Balfour on Cobden and Corn Laws
Radicalism Beyond Cobden
Balfour on Political Economy
Balfour’s ‘Fragment On Progress’
How Balfour Saw Progress
Issue 35, 3rd Quarter 2018. August 2018
Available as a PDF, Problems 35 – Balfour on Cobden and Progress
Arthur James Balfour, 1st Earl of Balfour was a British Conservative politician, Prime Minister of the United Kingdom (1902-1905). He remained important up to 1929, holding a number of major government posts.
He had earlier earned the name ‘Bloody Balfour’ for his repression of Home Rule when Chief Secretary for Ireland. But he also helped resolve the Irish Land Question by a scheme for buying out the landlords.
He was also a considerable thinker for the version of conservatism that vanished with Thatcher, but had shaped the world in the decades before that.
He is mostly known nowadays for the 1917 Balfour Declaration, which paved the way for the creation of Israel in 1947. In this, however, he was acting as Foreign Secretary on behalf of the cabinet. It was not particularly his work, and is not dealt with in the magazine.
Incidentally, the Balfour Declaration was privately opposed by Edwin Samuel Montagu, an influential anti-Zionist Jew and Secretary of State for India. He was the only Jewish member of the British Cabinet, and wrote in a Cabinet memorandum:

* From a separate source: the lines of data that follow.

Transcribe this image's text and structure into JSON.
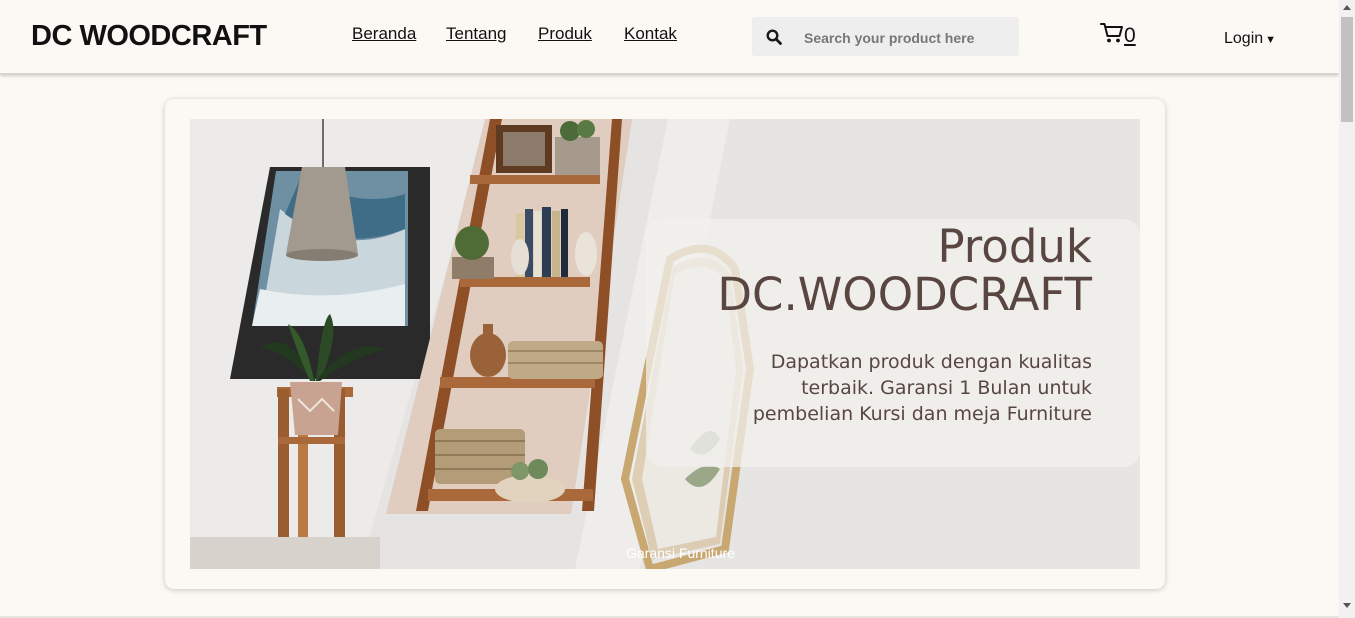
{
  "brand": "DC WOODCRAFT",
  "nav": {
    "links": [
      "Beranda",
      "Tentang",
      "Produk",
      "Kontak"
    ]
  },
  "search": {
    "placeholder": "Search your product here",
    "icon": "search-icon"
  },
  "cart": {
    "icon": "cart-icon",
    "count": "0"
  },
  "login": {
    "label": "Login",
    "icon": "caret-down-icon"
  },
  "hero": {
    "title_line1": "Produk",
    "title_line2": "DC.WOODCRAFT",
    "description": "Dapatkan produk dengan kualitas terbaik. Garansi 1 Bulan untuk pembelian Kursi dan meja Furniture",
    "caption": "Garansi Furniture"
  },
  "colors": {
    "page_background": "#fcf9f5",
    "hero_text": "#5a4640",
    "wood": "#a9693a",
    "banner_background": "#e5e4e3"
  }
}
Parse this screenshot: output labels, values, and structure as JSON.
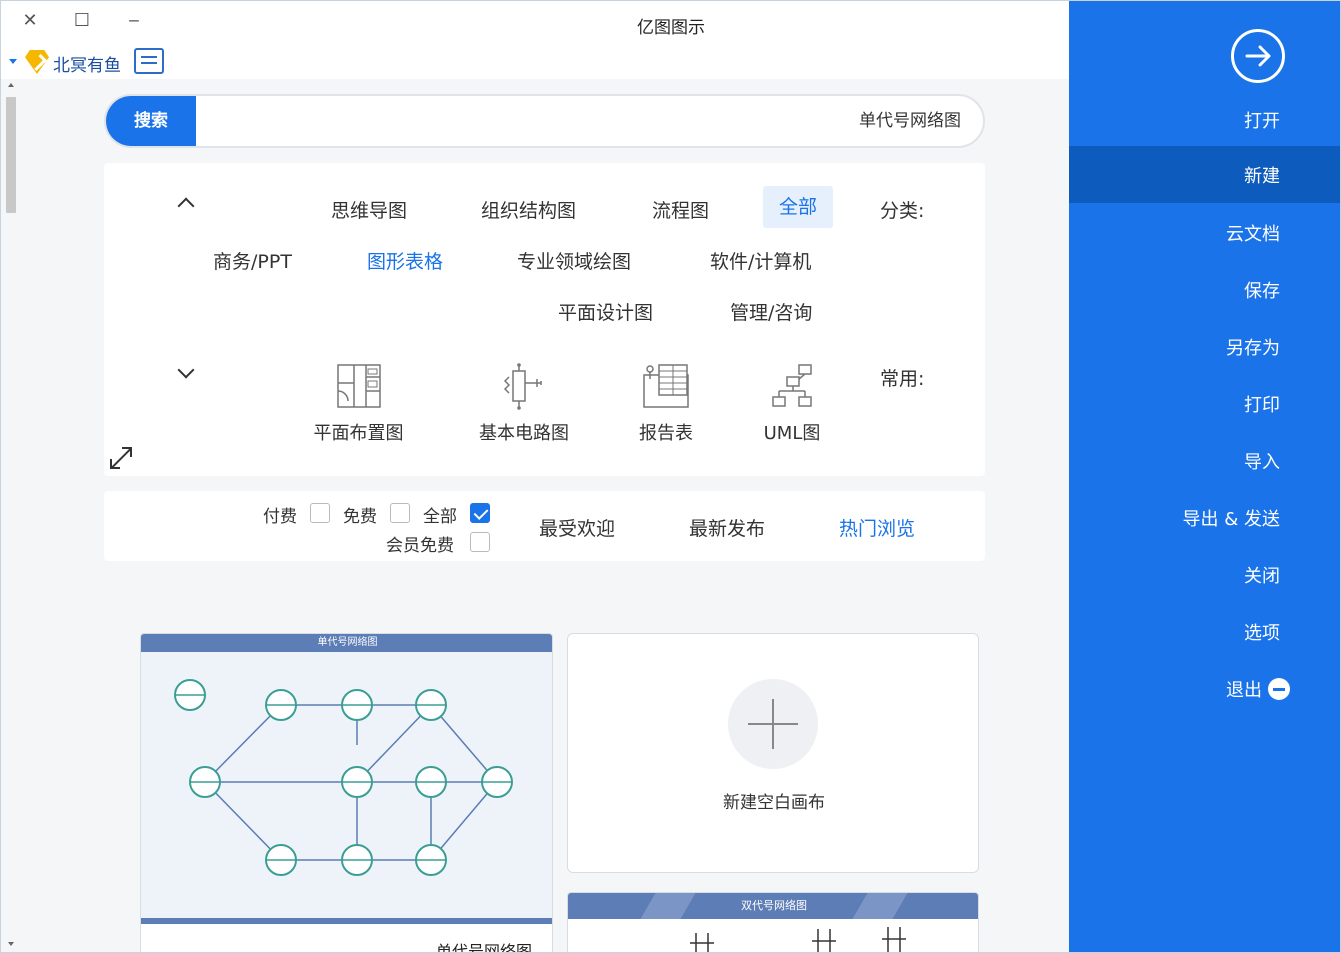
{
  "window": {
    "title": "亿图图示",
    "controls": [
      "close-icon",
      "maximize-icon",
      "minimize-icon"
    ]
  },
  "account": {
    "name": "北冥有鱼",
    "badge_icon": "vip-diamond-icon",
    "message_icon": "message-icon"
  },
  "sidebar": {
    "back_icon": "arrow-right-circle-icon",
    "items": [
      {
        "label": "打开",
        "active": false
      },
      {
        "label": "新建",
        "active": true
      },
      {
        "label": "云文档",
        "active": false
      },
      {
        "label": "保存",
        "active": false
      },
      {
        "label": "另存为",
        "active": false
      },
      {
        "label": "打印",
        "active": false
      },
      {
        "label": "导入",
        "active": false
      },
      {
        "label": "导出 & 发送",
        "active": false
      },
      {
        "label": "关闭",
        "active": false
      },
      {
        "label": "选项",
        "active": false
      },
      {
        "label": "退出",
        "active": false
      }
    ],
    "accent": "#1a73e8",
    "active_bg": "#0e5bbe"
  },
  "search": {
    "button": "搜索",
    "value": "单代号网络图"
  },
  "categories": {
    "label": "分类:",
    "items": [
      {
        "label": "全部",
        "state": "selected"
      },
      {
        "label": "流程图",
        "state": "normal"
      },
      {
        "label": "组织结构图",
        "state": "normal"
      },
      {
        "label": "思维导图",
        "state": "normal"
      },
      {
        "label": "软件/计算机",
        "state": "normal"
      },
      {
        "label": "专业领域绘图",
        "state": "normal"
      },
      {
        "label": "图形表格",
        "state": "active"
      },
      {
        "label": "商务/PPT",
        "state": "normal"
      },
      {
        "label": "管理/咨询",
        "state": "normal"
      },
      {
        "label": "平面设计图",
        "state": "normal"
      }
    ]
  },
  "common": {
    "label": "常用:",
    "items": [
      {
        "label": "UML图",
        "icon": "uml-diagram-icon"
      },
      {
        "label": "报告表",
        "icon": "report-table-icon"
      },
      {
        "label": "基本电路图",
        "icon": "circuit-icon"
      },
      {
        "label": "平面布置图",
        "icon": "floor-plan-icon"
      }
    ]
  },
  "sort": {
    "tabs": [
      {
        "label": "热门浏览",
        "active": true
      },
      {
        "label": "最新发布",
        "active": false
      },
      {
        "label": "最受欢迎",
        "active": false
      }
    ],
    "filters": [
      {
        "label": "全部",
        "checked": true
      },
      {
        "label": "免费",
        "checked": false
      },
      {
        "label": "付费",
        "checked": false
      },
      {
        "label": "会员免费",
        "checked": false
      }
    ]
  },
  "templates": {
    "card1": {
      "header": "单代号网络图",
      "name": "单代号网络图"
    },
    "blank": {
      "label": "新建空白画布"
    },
    "card2": {
      "header": "双代号网络图"
    }
  }
}
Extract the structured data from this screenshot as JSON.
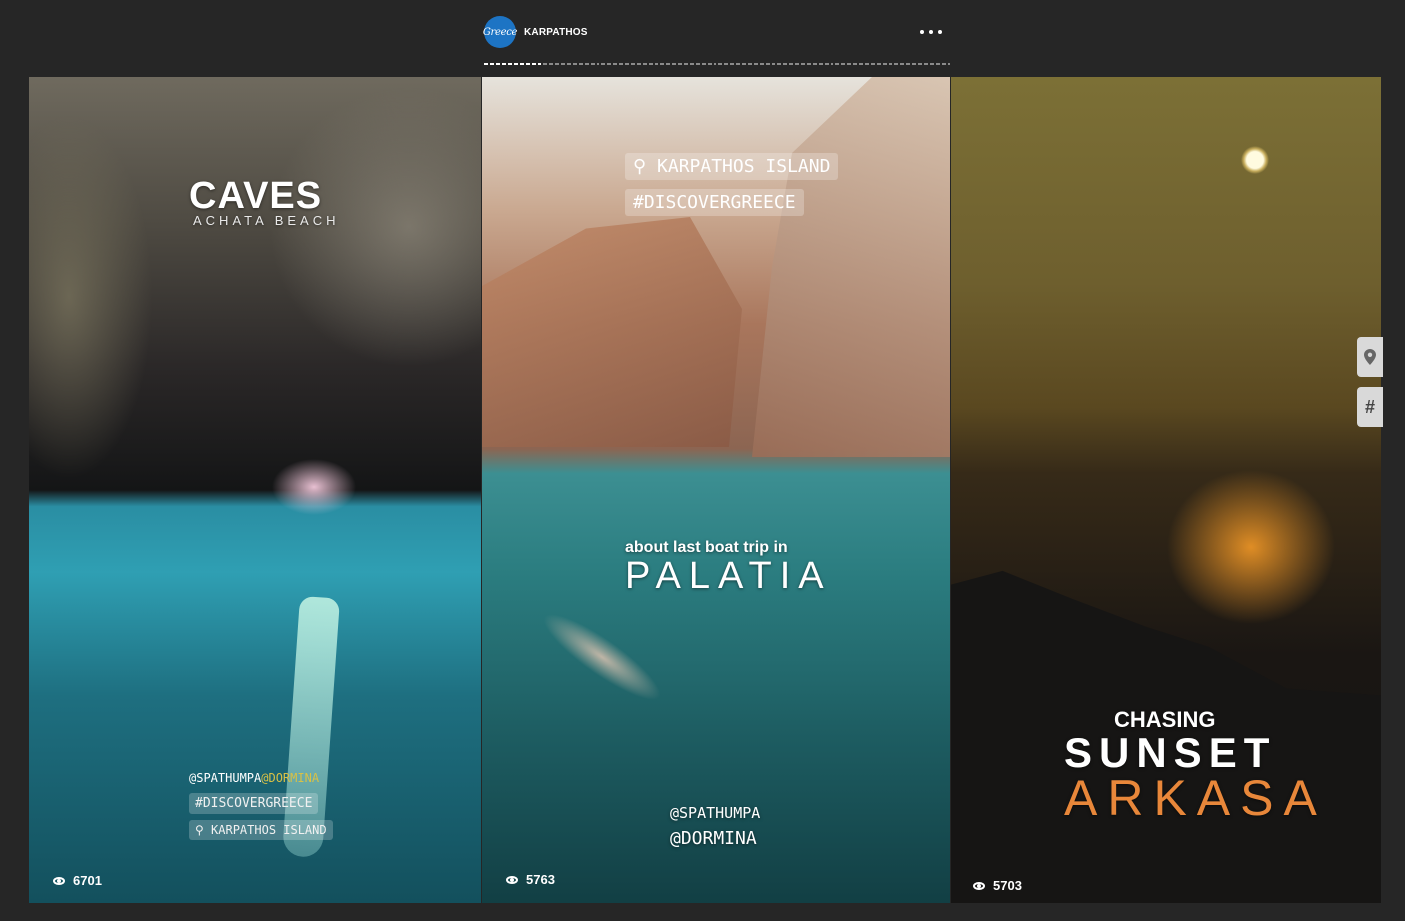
{
  "header": {
    "avatar_text": "Greece",
    "account_name": "KARPATHOS"
  },
  "progress": {
    "segments": 8,
    "active_index": 0
  },
  "stories": [
    {
      "title": "CAVES",
      "subtitle": "ACHATA BEACH",
      "mention_1": "@SPATHUMPA",
      "mention_2": "@DORMINA",
      "hashtag": "#DISCOVERGREECE",
      "location": "KARPATHOS ISLAND",
      "views": "6701"
    },
    {
      "location": "KARPATHOS ISLAND",
      "hashtag": "#DISCOVERGREECE",
      "caption": "about last boat trip in",
      "title": "PALATIA",
      "mention_1": "@SPATHUMPA",
      "mention_2": "@DORMINA",
      "views": "5763"
    },
    {
      "line_1": "CHASING",
      "line_2": "SUNSET",
      "line_3": "ARKASA",
      "views": "5703"
    }
  ],
  "side_stickers": {
    "location_icon": "location-pin-icon",
    "hashtag_label": "#"
  },
  "colors": {
    "background": "#262626",
    "accent_orange": "#e8873a",
    "mention_yellow": "#d9c145"
  }
}
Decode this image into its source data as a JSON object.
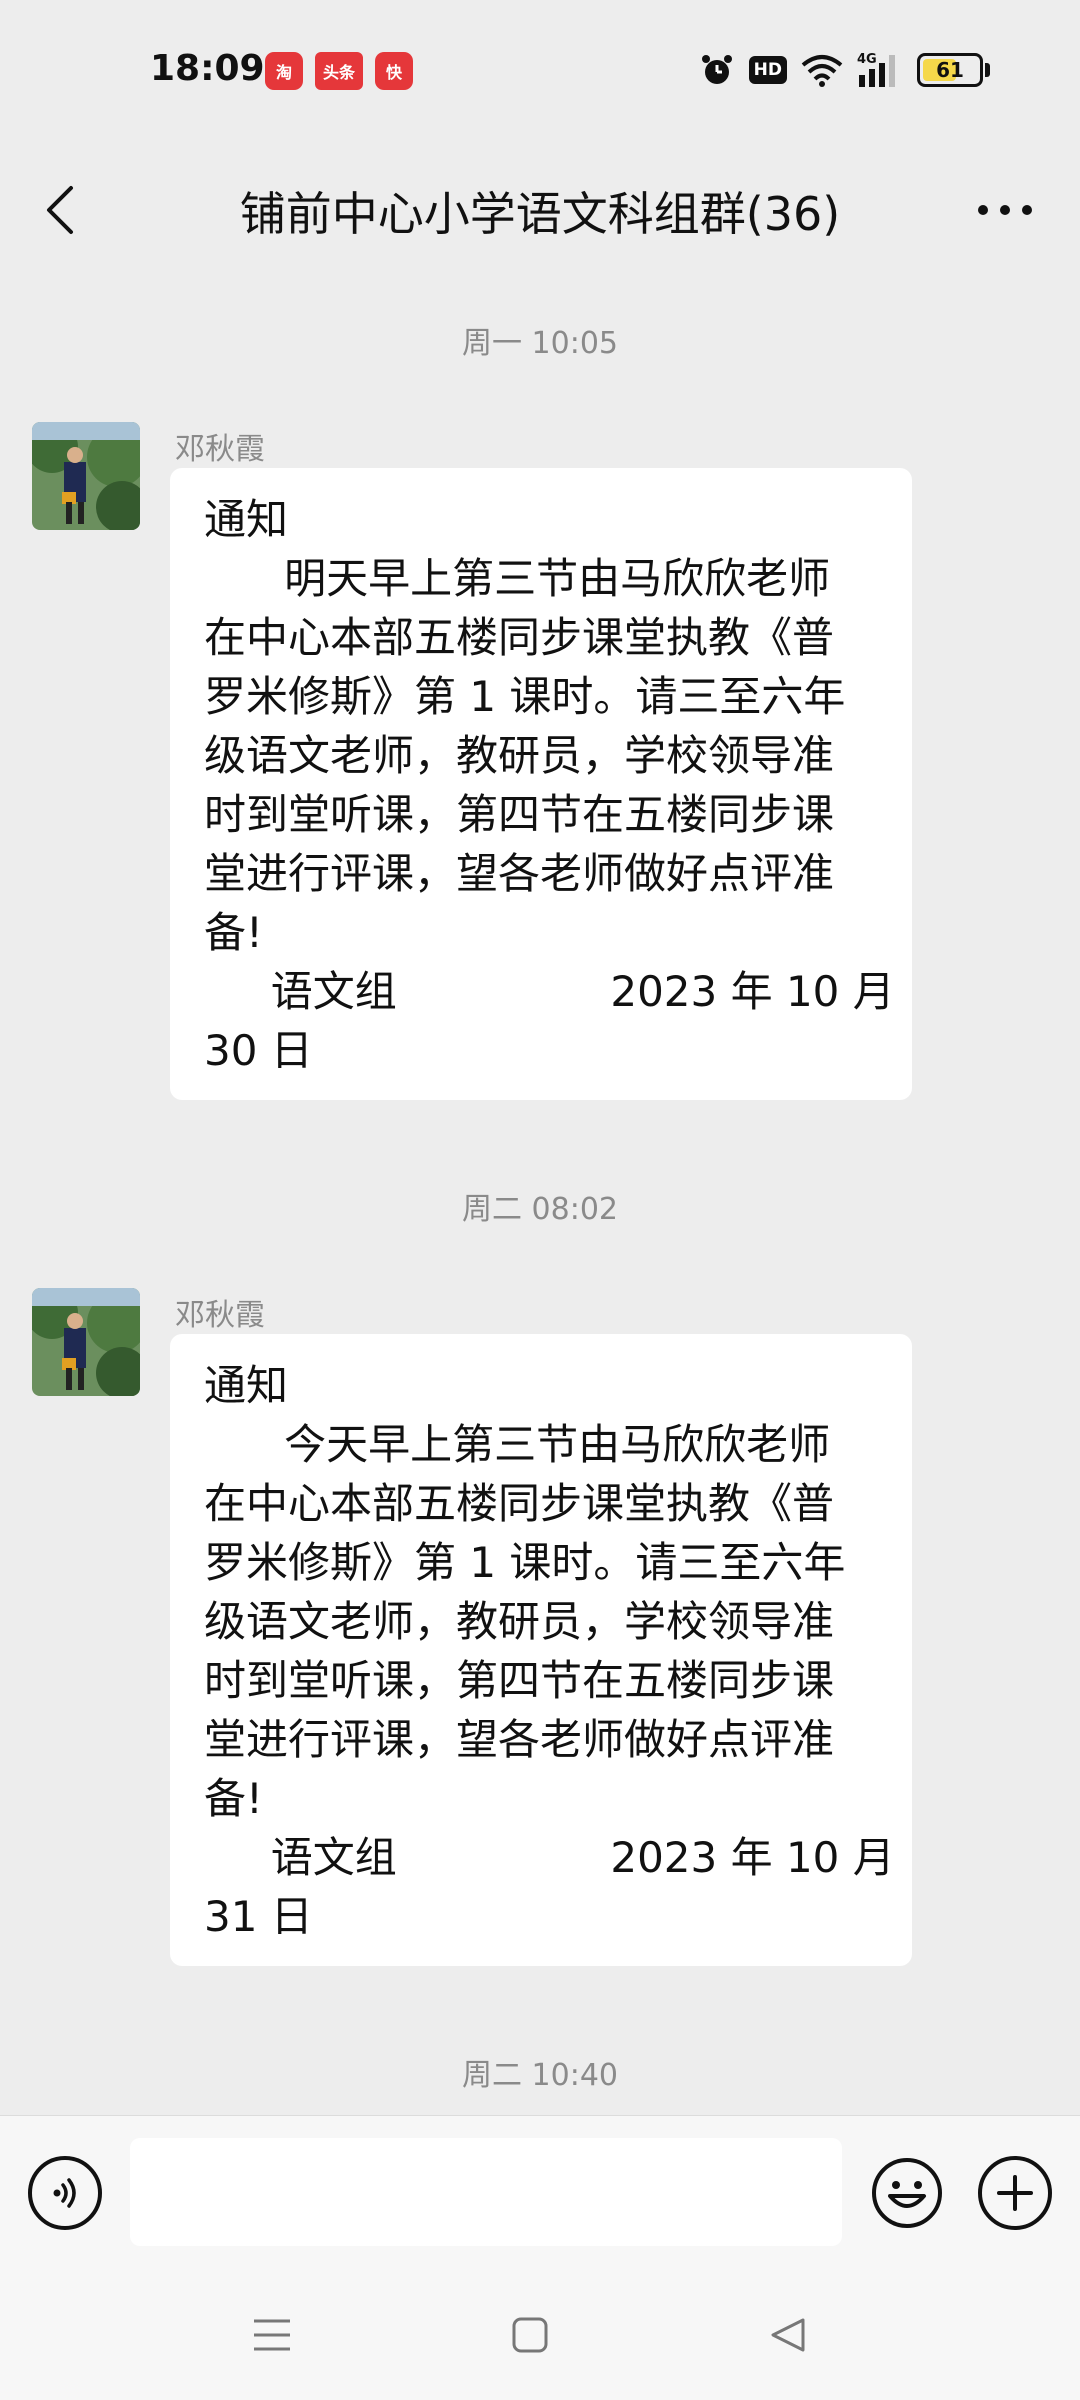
{
  "status_bar": {
    "time": "18:09",
    "apps": [
      {
        "name": "app-taobao-icon",
        "text": "淘"
      },
      {
        "name": "app-toutiao-icon",
        "text": "头条"
      },
      {
        "name": "app-kuaishou-icon",
        "text": "快"
      }
    ],
    "hd": "HD",
    "network": "4G",
    "battery": "61",
    "battery_level": 0.61,
    "battery_color": "#f5d84a"
  },
  "nav": {
    "title": "铺前中心小学语文科组群(36)"
  },
  "chat": {
    "messages": [
      {
        "timestamp": "周一 10:05",
        "sender": "邓秋霞",
        "lines": [
          "通知",
          "      明天早上第三节由马欣欣老师",
          "在中心本部五楼同步课堂执教《普",
          "罗米修斯》第 1 课时。请三至六年",
          "级语文老师，教研员，学校领导准",
          "时到堂听课，第四节在五楼同步课",
          "堂进行评课，望各老师做好点评准",
          "备!",
          "     语文组                2023 年 10 月",
          "30 日"
        ]
      },
      {
        "timestamp": "周二 08:02",
        "sender": "邓秋霞",
        "lines": [
          "通知",
          "      今天早上第三节由马欣欣老师",
          "在中心本部五楼同步课堂执教《普",
          "罗米修斯》第 1 课时。请三至六年",
          "级语文老师，教研员，学校领导准",
          "时到堂听课，第四节在五楼同步课",
          "堂进行评课，望各老师做好点评准",
          "备!",
          "     语文组                2023 年 10 月",
          "31 日"
        ]
      }
    ],
    "last_timestamp": "周二 10:40"
  },
  "input": {
    "value": "",
    "placeholder": ""
  },
  "colors": {
    "background": "#ededed",
    "bubble": "#ffffff",
    "meta_text": "#8a8a8a"
  }
}
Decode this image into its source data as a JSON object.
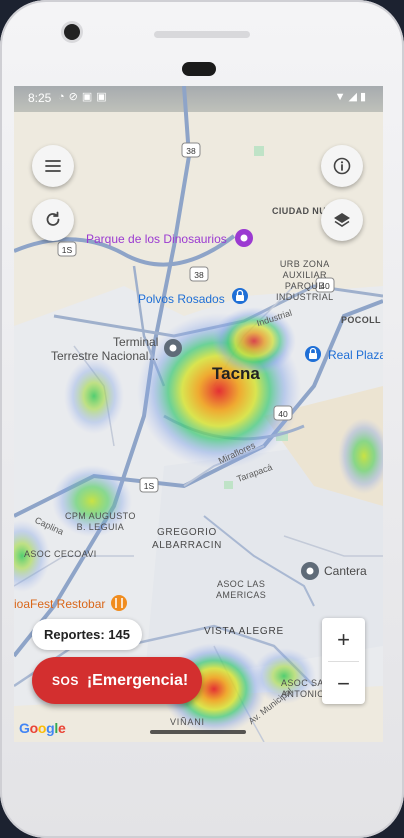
{
  "status_bar": {
    "time": "8:25"
  },
  "map": {
    "labels": {
      "ciudad_nueva": "CIUDAD NUE",
      "parque": "Parque de los Dinosaurios",
      "urb_zona": "URB ZONA\nAUXILIAR\nPARQUE\nINDUSTRIAL",
      "polvos": "Polvos Rosados",
      "pocollay": "POCOLL",
      "industrial": "Industrial",
      "terminal": "Terminal\nTerrestre Nacional...",
      "real_plaza": "Real Plaza",
      "tacna": "Tacna",
      "miraflores": "Miraflores",
      "tarapaca": "Tarapacá",
      "cpm": "CPM AUGUSTO\nB. LEGUIA",
      "caplina": "Caplina",
      "asoc_cecoavi": "ASOC CECOAVI",
      "gregorio": "GREGORIO\nALBARRACIN",
      "asoc_americas": "ASOC LAS\nAMERICAS",
      "cantera": "Cantera",
      "restobar": "ioaFest Restobar",
      "vista_alegre": "VISTA ALEGRE",
      "asoc_san_antonio": "ASOC SAN\nANTONIO",
      "viñani": "VIÑANI",
      "municipal": "Av. Municipal",
      "shield_38a": "38",
      "shield_1s_a": "1S",
      "shield_38b": "38",
      "shield_40a": "40",
      "shield_40b": "40",
      "shield_1s_b": "1S"
    }
  },
  "controls": {
    "reports_label": "Reportes: 145",
    "sos_icon": "SOS",
    "sos_label": "¡Emergencia!",
    "zoom_in": "+",
    "zoom_out": "−",
    "google": "Google"
  },
  "colors": {
    "sos": "#d32f2f",
    "accent_blue": "#1f6fd6",
    "poi_purple": "#9b3ad1"
  },
  "icons": [
    "menu-icon",
    "refresh-icon",
    "info-icon",
    "layers-icon",
    "lock-icon",
    "pin-icon",
    "fork-knife-icon"
  ]
}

“The policy of His Majesty’s Government is anti-Semitic in result and will prove a rallying ground for anti-Semites in every country of the world.” (Balfour Declaration, Wikipedia.)